== Aim of the exercise ==
Within the records, which lines hold the string "screenshot"? Report each one by copying it.

== Task data ==
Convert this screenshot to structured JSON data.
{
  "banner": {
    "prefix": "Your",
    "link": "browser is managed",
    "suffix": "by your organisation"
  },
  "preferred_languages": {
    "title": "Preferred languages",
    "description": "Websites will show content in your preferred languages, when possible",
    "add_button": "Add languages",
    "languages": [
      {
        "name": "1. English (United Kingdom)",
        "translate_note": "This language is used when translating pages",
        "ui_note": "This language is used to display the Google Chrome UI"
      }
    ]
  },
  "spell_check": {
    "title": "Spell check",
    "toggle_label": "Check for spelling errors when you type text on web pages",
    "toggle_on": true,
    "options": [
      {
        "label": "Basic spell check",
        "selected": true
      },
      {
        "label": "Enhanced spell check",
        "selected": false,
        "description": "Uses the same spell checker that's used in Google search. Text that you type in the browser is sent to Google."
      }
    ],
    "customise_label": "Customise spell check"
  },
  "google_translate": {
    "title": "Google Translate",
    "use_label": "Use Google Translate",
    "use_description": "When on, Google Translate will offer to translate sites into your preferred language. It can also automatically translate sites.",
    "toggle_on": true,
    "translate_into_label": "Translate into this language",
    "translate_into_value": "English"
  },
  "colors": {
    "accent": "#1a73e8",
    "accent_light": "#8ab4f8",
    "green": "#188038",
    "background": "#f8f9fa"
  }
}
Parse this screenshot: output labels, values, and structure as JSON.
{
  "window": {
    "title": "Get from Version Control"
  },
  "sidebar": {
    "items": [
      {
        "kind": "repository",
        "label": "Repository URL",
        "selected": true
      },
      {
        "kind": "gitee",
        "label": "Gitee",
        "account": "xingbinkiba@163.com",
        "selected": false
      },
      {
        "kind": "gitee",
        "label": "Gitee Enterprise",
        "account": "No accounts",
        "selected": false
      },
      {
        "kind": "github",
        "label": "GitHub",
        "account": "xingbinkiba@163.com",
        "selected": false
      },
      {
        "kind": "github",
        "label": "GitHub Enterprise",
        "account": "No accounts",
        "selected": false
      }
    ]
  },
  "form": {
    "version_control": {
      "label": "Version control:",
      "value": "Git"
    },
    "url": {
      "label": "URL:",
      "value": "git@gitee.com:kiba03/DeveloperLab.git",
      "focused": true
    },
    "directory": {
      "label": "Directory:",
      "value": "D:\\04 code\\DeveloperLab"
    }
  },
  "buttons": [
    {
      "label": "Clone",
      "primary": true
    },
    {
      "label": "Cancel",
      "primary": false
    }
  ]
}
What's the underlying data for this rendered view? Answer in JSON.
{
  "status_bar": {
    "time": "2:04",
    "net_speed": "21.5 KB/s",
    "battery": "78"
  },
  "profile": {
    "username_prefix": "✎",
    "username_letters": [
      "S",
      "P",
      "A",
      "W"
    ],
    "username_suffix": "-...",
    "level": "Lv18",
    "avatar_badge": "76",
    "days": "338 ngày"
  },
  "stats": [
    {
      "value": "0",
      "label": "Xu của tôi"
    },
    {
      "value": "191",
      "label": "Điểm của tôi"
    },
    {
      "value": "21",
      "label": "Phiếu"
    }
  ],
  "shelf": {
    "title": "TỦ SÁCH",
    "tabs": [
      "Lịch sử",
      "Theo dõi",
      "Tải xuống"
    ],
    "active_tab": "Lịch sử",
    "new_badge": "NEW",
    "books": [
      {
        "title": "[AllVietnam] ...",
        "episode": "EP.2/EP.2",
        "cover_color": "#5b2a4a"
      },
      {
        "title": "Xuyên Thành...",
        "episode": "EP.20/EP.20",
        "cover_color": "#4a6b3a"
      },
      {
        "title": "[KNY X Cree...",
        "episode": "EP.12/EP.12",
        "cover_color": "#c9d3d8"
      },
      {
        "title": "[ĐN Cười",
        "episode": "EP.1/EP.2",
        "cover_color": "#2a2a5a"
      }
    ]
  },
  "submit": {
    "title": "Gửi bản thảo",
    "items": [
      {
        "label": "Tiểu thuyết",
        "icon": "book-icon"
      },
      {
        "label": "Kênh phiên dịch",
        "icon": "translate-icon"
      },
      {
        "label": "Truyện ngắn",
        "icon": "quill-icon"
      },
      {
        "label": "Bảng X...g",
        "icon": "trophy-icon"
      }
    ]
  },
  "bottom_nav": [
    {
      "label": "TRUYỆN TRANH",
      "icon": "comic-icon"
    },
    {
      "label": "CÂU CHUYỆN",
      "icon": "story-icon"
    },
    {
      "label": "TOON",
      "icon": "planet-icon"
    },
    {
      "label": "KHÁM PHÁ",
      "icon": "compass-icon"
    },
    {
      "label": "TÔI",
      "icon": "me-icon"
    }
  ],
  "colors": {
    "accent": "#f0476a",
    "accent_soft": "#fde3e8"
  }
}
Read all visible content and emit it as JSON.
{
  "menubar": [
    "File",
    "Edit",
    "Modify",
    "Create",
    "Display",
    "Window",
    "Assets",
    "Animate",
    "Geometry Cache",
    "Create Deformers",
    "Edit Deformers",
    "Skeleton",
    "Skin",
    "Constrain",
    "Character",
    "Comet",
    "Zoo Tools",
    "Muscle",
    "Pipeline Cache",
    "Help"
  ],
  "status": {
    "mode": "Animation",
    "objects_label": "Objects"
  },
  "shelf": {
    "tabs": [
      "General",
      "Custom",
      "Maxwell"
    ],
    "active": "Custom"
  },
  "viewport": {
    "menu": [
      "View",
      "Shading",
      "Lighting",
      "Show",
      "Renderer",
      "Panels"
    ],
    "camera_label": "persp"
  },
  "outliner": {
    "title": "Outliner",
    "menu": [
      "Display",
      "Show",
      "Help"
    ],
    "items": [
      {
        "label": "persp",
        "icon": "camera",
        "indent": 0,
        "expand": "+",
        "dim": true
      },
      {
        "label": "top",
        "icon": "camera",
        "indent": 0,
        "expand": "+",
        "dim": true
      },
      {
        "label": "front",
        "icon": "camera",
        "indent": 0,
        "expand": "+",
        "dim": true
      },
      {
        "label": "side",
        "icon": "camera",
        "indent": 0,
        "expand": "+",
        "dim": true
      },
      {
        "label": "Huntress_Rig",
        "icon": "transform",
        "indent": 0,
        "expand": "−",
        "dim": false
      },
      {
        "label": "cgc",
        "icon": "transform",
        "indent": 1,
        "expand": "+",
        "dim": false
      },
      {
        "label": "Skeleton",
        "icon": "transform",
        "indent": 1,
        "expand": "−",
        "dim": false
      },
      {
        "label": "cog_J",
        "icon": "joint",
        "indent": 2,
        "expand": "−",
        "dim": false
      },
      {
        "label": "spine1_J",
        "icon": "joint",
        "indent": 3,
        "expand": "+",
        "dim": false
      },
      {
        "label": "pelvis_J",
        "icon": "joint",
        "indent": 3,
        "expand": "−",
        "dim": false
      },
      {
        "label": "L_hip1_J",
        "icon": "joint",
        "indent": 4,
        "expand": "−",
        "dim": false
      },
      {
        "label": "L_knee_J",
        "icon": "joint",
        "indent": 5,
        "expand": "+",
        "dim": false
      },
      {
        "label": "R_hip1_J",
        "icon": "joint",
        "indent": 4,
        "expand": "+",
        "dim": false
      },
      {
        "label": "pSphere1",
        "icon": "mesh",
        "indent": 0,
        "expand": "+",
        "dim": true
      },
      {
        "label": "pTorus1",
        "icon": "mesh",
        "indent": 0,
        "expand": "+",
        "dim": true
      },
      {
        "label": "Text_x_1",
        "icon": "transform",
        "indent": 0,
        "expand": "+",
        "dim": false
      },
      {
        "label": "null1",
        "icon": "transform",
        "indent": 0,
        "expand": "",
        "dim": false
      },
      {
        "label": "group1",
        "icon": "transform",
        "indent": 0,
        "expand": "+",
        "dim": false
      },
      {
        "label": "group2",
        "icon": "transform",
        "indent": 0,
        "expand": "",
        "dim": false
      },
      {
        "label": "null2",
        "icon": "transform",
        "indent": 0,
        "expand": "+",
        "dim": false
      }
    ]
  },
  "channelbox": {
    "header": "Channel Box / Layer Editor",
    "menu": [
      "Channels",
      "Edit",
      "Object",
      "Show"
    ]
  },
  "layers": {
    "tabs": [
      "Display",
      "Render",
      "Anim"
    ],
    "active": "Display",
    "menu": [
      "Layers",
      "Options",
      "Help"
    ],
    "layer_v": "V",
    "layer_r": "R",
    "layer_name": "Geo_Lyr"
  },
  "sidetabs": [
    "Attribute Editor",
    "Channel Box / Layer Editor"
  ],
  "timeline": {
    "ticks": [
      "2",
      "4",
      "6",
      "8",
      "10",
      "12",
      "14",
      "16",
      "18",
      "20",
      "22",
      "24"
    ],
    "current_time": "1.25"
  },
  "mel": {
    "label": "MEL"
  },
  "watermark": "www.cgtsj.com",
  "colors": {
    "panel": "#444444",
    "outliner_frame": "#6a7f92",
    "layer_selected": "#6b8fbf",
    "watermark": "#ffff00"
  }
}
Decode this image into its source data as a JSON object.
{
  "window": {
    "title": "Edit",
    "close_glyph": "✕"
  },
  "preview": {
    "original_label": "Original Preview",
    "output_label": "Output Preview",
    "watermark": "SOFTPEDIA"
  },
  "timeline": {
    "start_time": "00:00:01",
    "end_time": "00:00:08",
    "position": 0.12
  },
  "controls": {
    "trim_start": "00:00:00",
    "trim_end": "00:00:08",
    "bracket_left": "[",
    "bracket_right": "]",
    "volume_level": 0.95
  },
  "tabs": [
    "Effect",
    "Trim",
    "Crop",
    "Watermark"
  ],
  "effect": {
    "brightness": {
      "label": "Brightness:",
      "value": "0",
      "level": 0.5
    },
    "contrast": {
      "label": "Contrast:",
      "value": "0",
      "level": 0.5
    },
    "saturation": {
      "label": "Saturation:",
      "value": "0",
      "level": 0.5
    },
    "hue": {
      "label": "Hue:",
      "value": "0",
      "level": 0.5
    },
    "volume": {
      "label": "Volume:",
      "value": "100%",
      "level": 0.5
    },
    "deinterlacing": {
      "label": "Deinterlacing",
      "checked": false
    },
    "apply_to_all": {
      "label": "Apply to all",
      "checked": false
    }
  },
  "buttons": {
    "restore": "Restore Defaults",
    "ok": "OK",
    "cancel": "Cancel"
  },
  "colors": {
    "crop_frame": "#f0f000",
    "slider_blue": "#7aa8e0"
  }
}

== Solution to this exercise ==
Convert this screenshot to structured JSON data.
Parse this screenshot: output labels, values, and structure as JSON.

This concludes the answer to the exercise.